## EXERCISE REQUIREMENTS
The records underneath are to be repeated exactly, with the pictures left out.

Excerpts from an interface dataset
◇ ◇ ◇ ◇ ◇
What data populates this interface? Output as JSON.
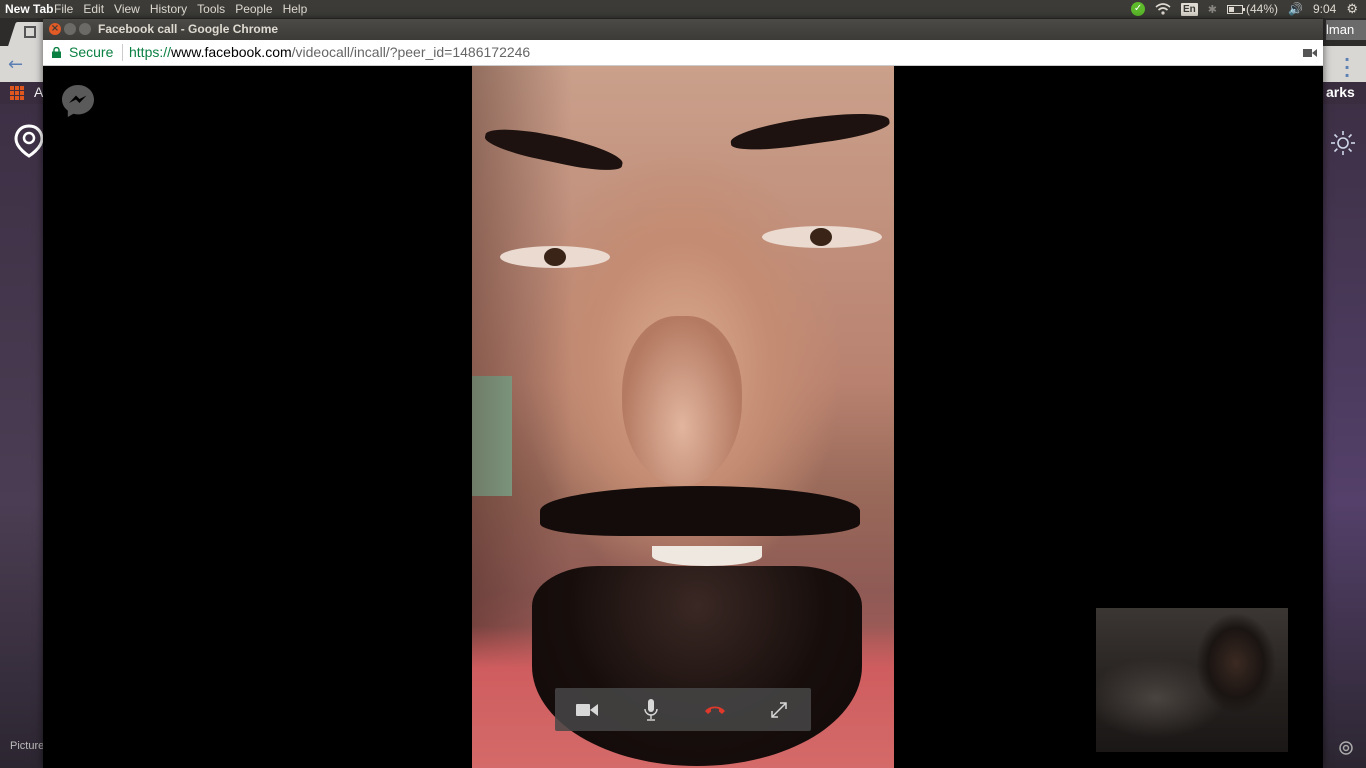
{
  "os_panel": {
    "app_title": "New Tab",
    "menu": [
      "File",
      "Edit",
      "View",
      "History",
      "Tools",
      "People",
      "Help"
    ],
    "language": "En",
    "battery": "(44%)",
    "volume_icon": "speaker-icon",
    "time": "9:04"
  },
  "background_browser": {
    "apps_label": "A",
    "bookmarks_label": "arks",
    "user_label": "lman",
    "picture_label": "Picture"
  },
  "popup": {
    "title": "Facebook call - Google Chrome",
    "secure_label": "Secure",
    "url_scheme": "https://",
    "url_host": "www.facebook.com",
    "url_path": "/videocall/incall/?peer_id=1486172246"
  },
  "call": {
    "controls": [
      {
        "name": "video-toggle-button",
        "icon": "video-camera-icon"
      },
      {
        "name": "mute-button",
        "icon": "microphone-icon"
      },
      {
        "name": "end-call-button",
        "icon": "hang-up-icon"
      },
      {
        "name": "fullscreen-button",
        "icon": "expand-icon"
      }
    ]
  },
  "colors": {
    "secure_green": "#0b8043",
    "panel_bg": "#3c3b37",
    "end_call_red": "#e0392b",
    "messenger_icon": "#555555"
  }
}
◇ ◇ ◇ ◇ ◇
## RESULT OF THIS TASK
What data populates this interface? Output as JSON.
{
  "os_panel": {
    "app_title": "New Tab",
    "menu": [
      "File",
      "Edit",
      "View",
      "History",
      "Tools",
      "People",
      "Help"
    ],
    "language": "En",
    "battery": "(44%)",
    "volume_icon": "speaker-icon",
    "time": "9:04"
  },
  "background_browser": {
    "apps_label": "A",
    "bookmarks_label": "arks",
    "user_label": "lman",
    "picture_label": "Picture"
  },
  "popup": {
    "title": "Facebook call - Google Chrome",
    "secure_label": "Secure",
    "url_scheme": "https://",
    "url_host": "www.facebook.com",
    "url_path": "/videocall/incall/?peer_id=1486172246"
  },
  "call": {
    "controls": [
      {
        "name": "video-toggle-button",
        "icon": "video-camera-icon"
      },
      {
        "name": "mute-button",
        "icon": "microphone-icon"
      },
      {
        "name": "end-call-button",
        "icon": "hang-up-icon"
      },
      {
        "name": "fullscreen-button",
        "icon": "expand-icon"
      }
    ]
  },
  "colors": {
    "secure_green": "#0b8043",
    "panel_bg": "#3c3b37",
    "end_call_red": "#e0392b",
    "messenger_icon": "#555555"
  }
}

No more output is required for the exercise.